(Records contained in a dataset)
- - -
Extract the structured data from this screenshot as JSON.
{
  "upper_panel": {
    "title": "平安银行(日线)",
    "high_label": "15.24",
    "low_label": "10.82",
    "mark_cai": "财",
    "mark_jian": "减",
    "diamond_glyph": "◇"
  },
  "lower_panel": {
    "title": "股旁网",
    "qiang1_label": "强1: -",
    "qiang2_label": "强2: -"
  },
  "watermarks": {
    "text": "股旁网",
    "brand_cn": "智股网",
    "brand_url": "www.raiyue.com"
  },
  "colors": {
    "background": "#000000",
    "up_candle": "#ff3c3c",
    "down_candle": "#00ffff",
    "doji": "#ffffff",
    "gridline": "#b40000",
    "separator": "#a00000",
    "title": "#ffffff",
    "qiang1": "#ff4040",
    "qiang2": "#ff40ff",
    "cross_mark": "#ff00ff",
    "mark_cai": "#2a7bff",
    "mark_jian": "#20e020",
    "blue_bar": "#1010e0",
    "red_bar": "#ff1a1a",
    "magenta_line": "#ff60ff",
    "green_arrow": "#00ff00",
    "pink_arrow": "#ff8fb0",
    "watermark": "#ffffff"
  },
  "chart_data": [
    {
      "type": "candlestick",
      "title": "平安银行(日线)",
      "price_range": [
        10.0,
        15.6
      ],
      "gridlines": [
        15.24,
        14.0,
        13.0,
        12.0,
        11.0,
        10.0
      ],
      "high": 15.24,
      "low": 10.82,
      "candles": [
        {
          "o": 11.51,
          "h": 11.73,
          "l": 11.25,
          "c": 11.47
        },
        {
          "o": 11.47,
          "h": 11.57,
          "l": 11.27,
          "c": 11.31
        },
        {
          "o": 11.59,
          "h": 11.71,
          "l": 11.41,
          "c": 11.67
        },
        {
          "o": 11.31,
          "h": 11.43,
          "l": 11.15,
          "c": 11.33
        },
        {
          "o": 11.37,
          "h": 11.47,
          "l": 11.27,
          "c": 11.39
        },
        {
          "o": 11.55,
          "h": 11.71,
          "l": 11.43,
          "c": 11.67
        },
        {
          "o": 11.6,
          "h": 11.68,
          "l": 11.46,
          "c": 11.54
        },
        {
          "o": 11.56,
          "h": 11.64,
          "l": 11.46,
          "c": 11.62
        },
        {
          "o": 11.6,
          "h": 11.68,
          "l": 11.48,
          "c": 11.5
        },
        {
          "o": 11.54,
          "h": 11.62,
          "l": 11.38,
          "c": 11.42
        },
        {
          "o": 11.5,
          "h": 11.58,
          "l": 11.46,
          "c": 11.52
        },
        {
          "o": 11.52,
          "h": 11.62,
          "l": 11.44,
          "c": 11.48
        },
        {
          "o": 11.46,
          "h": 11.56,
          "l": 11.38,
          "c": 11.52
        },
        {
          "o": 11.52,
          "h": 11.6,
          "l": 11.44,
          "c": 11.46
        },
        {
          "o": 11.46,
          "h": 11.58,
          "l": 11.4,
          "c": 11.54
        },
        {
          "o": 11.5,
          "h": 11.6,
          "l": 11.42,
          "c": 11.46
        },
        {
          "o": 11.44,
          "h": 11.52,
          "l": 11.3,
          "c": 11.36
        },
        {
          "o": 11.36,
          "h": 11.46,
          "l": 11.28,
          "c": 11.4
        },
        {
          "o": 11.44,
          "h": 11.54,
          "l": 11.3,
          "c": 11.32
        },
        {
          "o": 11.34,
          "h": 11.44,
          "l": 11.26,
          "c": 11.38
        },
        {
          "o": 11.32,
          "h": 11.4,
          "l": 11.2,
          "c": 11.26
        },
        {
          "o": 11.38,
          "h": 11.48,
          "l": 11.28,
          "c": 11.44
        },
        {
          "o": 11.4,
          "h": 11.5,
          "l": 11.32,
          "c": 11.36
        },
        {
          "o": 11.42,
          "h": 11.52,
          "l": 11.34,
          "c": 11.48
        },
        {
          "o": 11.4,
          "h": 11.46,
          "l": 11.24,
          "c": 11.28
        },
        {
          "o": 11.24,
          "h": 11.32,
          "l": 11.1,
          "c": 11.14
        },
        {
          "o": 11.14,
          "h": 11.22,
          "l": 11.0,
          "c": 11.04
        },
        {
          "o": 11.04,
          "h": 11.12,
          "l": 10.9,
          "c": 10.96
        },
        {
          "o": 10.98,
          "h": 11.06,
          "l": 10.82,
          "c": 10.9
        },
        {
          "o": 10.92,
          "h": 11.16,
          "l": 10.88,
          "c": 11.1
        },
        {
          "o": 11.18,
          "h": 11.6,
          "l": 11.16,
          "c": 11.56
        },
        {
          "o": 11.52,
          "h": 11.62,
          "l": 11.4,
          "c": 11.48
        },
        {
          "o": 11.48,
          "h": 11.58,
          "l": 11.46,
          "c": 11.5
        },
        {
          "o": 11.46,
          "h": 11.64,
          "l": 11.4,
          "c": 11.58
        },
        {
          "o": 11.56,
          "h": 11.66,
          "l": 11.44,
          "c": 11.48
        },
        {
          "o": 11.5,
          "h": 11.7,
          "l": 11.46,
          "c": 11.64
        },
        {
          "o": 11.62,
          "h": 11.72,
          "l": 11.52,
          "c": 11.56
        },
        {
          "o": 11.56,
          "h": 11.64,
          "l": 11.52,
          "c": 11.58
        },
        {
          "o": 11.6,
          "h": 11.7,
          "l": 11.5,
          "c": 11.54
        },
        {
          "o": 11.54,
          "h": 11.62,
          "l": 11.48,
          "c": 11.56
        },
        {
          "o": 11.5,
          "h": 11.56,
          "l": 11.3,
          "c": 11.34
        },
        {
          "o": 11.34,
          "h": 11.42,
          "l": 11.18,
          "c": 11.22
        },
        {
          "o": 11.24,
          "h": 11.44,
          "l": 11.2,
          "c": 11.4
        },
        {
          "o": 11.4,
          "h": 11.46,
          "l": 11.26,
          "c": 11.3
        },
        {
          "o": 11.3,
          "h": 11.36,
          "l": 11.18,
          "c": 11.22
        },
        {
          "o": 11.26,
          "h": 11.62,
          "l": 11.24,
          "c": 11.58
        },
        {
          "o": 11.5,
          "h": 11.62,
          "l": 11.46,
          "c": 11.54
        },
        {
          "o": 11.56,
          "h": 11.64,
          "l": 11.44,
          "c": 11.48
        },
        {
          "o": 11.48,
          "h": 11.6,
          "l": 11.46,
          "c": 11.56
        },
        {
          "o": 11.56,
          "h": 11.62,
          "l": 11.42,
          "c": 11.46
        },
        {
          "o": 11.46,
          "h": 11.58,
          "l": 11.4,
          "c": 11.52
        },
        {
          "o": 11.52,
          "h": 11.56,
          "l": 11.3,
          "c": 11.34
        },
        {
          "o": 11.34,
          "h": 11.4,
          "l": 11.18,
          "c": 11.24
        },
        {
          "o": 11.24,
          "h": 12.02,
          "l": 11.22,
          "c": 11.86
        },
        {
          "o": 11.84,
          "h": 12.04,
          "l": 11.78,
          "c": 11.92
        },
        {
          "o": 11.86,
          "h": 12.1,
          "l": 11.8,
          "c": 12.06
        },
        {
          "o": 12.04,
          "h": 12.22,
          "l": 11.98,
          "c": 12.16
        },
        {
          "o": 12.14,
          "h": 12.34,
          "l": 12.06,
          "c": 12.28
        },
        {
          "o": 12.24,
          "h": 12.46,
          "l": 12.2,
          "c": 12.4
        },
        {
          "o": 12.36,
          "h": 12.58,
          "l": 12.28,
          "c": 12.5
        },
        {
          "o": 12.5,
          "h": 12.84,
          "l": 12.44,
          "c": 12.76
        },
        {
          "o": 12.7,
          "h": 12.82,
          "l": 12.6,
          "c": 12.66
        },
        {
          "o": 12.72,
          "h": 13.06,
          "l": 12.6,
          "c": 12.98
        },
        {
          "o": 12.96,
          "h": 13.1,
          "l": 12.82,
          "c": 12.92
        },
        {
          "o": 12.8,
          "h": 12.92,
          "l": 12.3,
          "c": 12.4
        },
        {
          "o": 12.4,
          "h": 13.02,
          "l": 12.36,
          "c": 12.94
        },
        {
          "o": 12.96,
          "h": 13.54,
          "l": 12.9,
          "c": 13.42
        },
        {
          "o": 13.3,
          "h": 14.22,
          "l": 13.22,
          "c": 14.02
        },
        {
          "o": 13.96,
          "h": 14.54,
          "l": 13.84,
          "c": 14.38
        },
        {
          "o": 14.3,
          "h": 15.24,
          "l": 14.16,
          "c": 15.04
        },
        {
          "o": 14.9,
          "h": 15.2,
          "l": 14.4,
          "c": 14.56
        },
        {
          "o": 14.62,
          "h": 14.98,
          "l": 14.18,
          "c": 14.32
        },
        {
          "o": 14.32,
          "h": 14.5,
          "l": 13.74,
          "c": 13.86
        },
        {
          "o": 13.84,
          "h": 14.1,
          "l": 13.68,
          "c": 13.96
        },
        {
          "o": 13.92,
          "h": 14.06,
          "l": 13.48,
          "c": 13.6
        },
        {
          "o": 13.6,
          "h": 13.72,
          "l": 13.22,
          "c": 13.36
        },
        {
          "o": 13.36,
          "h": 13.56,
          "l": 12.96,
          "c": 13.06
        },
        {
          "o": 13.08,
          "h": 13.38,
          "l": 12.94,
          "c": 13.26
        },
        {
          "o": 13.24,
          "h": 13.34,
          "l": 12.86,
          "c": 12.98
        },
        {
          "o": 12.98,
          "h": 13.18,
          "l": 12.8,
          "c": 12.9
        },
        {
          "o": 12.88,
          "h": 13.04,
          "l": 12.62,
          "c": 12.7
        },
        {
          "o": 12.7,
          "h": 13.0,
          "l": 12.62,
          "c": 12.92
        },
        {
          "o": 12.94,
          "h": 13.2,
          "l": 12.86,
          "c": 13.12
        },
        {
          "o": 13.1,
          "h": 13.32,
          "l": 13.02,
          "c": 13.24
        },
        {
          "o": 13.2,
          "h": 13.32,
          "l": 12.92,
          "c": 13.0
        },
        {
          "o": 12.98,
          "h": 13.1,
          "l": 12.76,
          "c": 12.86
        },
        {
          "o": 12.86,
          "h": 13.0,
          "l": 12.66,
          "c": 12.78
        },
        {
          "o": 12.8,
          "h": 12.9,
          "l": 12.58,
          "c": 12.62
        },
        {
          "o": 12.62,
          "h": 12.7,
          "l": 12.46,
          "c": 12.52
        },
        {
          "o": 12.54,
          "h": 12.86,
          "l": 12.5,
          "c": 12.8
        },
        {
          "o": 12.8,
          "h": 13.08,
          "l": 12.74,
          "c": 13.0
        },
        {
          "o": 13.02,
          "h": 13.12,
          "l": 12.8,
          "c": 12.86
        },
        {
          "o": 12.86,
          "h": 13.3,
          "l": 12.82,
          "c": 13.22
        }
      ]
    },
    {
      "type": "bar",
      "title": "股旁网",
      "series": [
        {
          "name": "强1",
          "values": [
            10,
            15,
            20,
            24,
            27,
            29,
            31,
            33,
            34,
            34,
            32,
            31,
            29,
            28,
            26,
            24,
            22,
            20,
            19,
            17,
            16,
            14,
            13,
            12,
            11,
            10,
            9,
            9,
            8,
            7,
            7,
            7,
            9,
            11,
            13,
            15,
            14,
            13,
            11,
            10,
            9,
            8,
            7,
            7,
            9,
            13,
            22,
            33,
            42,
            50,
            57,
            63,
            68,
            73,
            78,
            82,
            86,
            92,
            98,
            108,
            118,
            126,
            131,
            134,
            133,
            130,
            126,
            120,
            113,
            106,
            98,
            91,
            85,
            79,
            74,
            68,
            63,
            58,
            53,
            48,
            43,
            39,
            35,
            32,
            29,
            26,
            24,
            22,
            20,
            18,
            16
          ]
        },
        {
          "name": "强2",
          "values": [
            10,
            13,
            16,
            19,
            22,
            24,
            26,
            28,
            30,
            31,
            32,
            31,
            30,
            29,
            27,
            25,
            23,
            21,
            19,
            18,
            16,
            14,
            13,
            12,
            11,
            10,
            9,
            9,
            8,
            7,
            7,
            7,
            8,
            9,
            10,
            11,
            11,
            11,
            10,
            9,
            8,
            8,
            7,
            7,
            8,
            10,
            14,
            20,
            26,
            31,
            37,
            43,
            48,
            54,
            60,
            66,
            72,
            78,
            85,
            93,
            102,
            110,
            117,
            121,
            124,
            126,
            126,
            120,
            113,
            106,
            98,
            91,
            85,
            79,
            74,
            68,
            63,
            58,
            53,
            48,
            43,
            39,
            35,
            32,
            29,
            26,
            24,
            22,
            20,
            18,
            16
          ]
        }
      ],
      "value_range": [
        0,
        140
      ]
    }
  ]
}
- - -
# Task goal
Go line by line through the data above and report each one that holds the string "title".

# The answer
    "title": "平安银行(日线)",
    "title": "股旁网",
    "title": "#ffffff",
      "title": "平安银行(日线)",
      "title": "股旁网",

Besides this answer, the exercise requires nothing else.